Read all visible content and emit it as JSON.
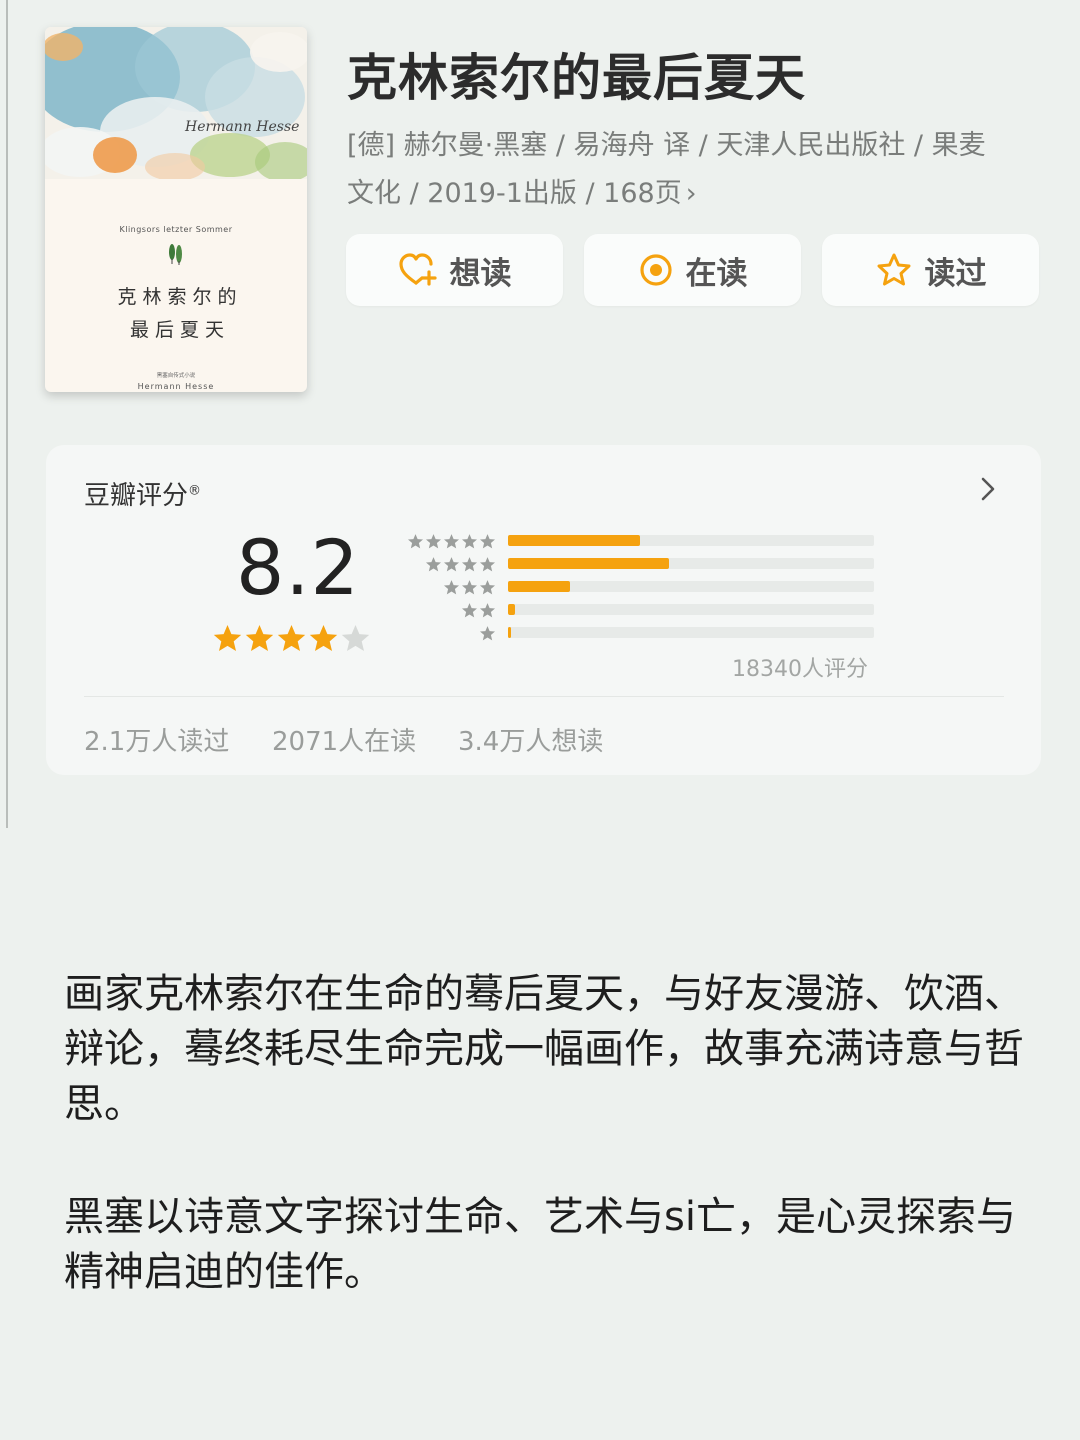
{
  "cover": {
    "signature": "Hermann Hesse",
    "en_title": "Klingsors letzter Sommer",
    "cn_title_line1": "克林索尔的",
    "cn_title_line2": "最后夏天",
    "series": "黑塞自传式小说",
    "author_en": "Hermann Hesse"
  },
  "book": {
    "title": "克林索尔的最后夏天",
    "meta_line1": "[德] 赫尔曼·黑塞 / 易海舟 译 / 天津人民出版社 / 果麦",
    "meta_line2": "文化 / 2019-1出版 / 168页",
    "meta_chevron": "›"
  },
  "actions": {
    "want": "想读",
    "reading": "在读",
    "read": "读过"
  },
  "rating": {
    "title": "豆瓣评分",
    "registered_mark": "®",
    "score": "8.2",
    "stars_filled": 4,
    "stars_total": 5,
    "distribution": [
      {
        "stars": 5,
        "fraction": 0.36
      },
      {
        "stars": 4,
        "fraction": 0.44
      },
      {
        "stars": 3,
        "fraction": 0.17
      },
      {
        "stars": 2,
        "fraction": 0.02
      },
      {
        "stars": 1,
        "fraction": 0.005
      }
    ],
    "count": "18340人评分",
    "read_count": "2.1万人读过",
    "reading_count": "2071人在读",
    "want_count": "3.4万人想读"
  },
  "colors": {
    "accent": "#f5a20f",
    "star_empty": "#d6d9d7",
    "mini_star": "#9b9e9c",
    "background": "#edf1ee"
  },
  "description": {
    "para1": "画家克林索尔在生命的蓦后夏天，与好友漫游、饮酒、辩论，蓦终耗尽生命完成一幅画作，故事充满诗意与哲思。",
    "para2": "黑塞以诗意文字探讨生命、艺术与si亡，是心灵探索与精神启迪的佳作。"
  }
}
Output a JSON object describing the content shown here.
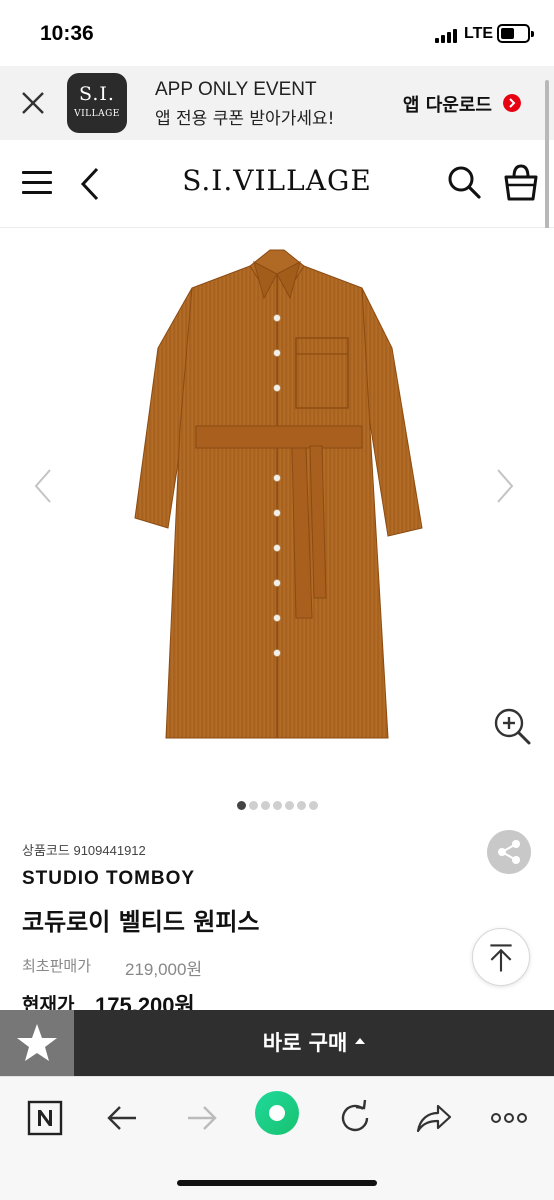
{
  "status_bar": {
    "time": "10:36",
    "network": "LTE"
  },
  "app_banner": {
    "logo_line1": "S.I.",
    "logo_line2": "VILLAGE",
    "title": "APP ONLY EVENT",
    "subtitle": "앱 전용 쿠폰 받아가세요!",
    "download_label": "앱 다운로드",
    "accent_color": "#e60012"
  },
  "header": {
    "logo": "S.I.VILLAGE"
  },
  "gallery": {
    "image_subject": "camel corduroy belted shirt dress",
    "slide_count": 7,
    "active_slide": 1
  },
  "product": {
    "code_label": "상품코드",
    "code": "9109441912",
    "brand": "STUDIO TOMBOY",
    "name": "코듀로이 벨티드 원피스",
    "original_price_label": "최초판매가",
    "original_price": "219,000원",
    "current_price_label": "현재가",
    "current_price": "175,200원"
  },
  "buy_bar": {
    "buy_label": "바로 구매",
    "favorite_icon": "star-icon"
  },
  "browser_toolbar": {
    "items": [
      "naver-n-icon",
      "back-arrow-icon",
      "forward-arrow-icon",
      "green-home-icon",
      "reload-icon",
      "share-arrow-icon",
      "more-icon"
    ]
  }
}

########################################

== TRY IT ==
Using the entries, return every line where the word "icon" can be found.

== ANSWER TO THE PROBLEM ==
    "favorite_icon": "star-icon"
      "naver-n-icon",
      "back-arrow-icon",
      "forward-arrow-icon",
      "green-home-icon",
      "reload-icon",
      "share-arrow-icon",
      "more-icon"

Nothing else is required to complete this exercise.